And that, interestingly enough, is where the iPad - or indeed many tablet computers, by their very nature - are possibly superior to the laptop as we currently know it. The things that go the most wrong with laptops in my experience are either the keyboard, the trackpad, or both. Those, after all, are a person's primary points of contact with a computer of any type, and hence are the ones most likely to be affected by wear and tear...at least, they are if you're a busy working writer.

And because the average laptop, whether Mac or any other flavour, is a fully integrated device, you can't easily swap one part for another the way you can with a desktop. With a desktop, all you need to do with regards to a faulty keyboard, mouse or screen is buy a new one.

To me, ultimately, tablet/laptop hybrids are the way to go in the future, for economic reasons as much as anything else. By separating the tablet from the trackpad and/or keyboard, you create the possibility of replacing parts that are relatively cheap to replace. I can't do that with my Macbook. I can with my iPad. Having a separate or detachable keyboard creates an extra layer of versatility that a fully integrated device lacks.

Most recently, because of the inherent vulnerability of the keyboard and trackpad on integrated machines, I've been considering that in the nearish future instead of using a Macbook to work on, as I have for a few years now, I might switch back to a Mac Mini with separate monitor, keyboard and trackpad, but also have an iPad with a good quality keyboard and/or cover for when I want to be on the move.

In fact, the primary reason I haven't already done that is because you can't get Scrivener on the iPad. Yet. But it will be released sometime this year: the iPad version is currently undergoing testing and the minute - the second - it becomes available on the iPad, I'm buying it. And when it does become available, the iPad, as much as a good laptop, stands a very good chance of becoming indispensable as well for a good many writers.


Orin Thomas said...

You could get a Surface Pro ;-) (Tablet with click on Keyboard - and with USB so you can take offline backups of your work - something more challenging with an iPad)

(yeah, I know, you'd melt with MS Hardware instead of fruity products)

paul f cockburn said...

I understand your situation well; my MacBook Pro has long become, essentially, my desk-top; it seldom ever leaves my office-space, let alone the flat – while my second generation iPad Air and Logitech keyboard/cover have become my principal means of writing when "out and about". Or even, sometimes, when sitting on the sofa in the living room and I can't be arsed moving!

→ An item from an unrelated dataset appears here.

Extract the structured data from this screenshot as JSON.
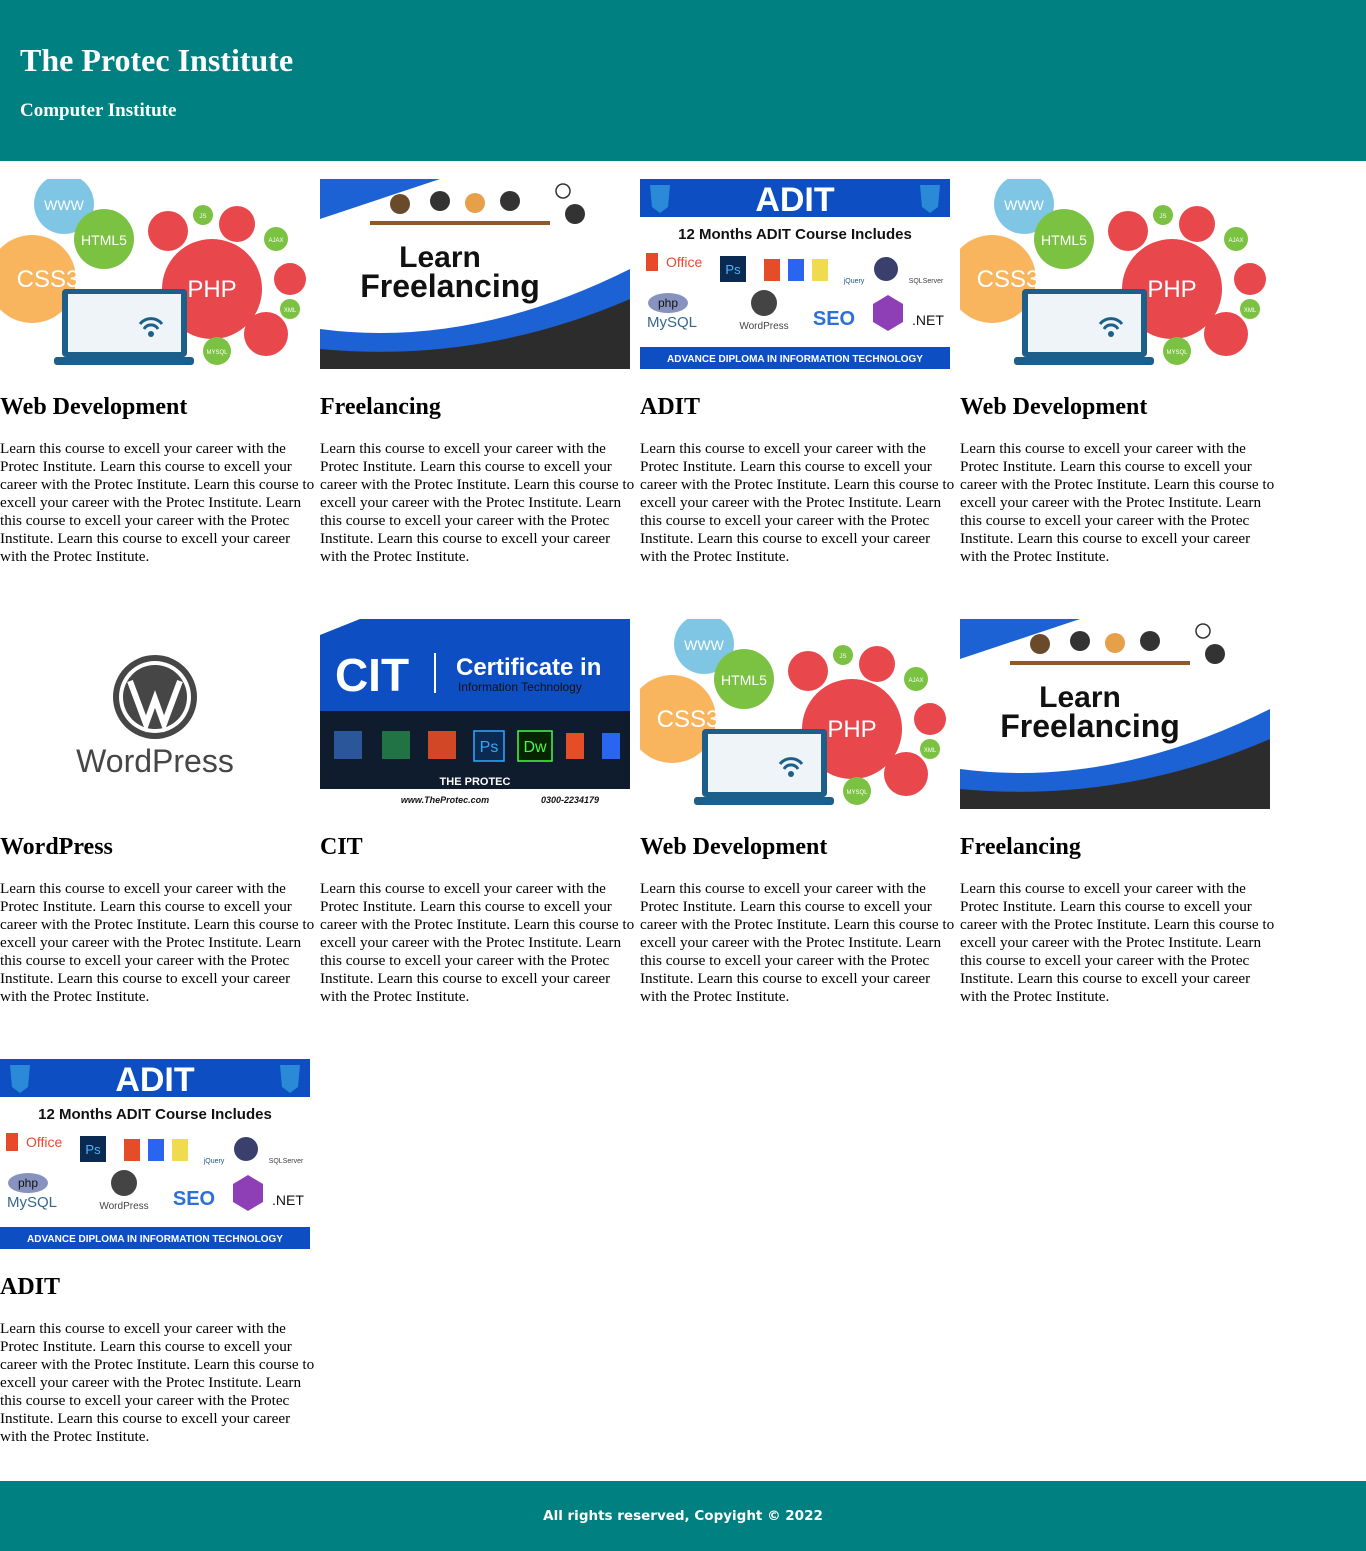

Not that I'm currently in a business position to upgrade or expand my selection of Apple products, but I did spend a while checking out the new 12" MacBook in the Apple Store recently and, apart from the price (which is rather high for the computing power you're getting) and the odd-feel of the new keyboard (which I guess I'd get used to), one critique I'd heard about it really struck home. It's the laptop "for those who don't already have an iPad". Similar size, similar weight (and equally available in gold and space grey); but, of course, without the ability to disconnect that keyboard and just hold it like a tablet. These days I genuinely find it too distracting to be watching anything on the screen with a keyboard glowing away underneath!

I was among the "first adopters" in the UK back in 2010, despite honestly believing that I didn't really need one – after all, I had a smart phone and a laptop, so how could such a "third category device" possibly fit into my life? (If you're wondering, the main reason I gave myself for buying one was to get an idea of how it would affect the evolution of magazines.) Of course, I very quickly discovered how it fitted into my life – and, indeed, would be the one device I'd definitely save from a fire!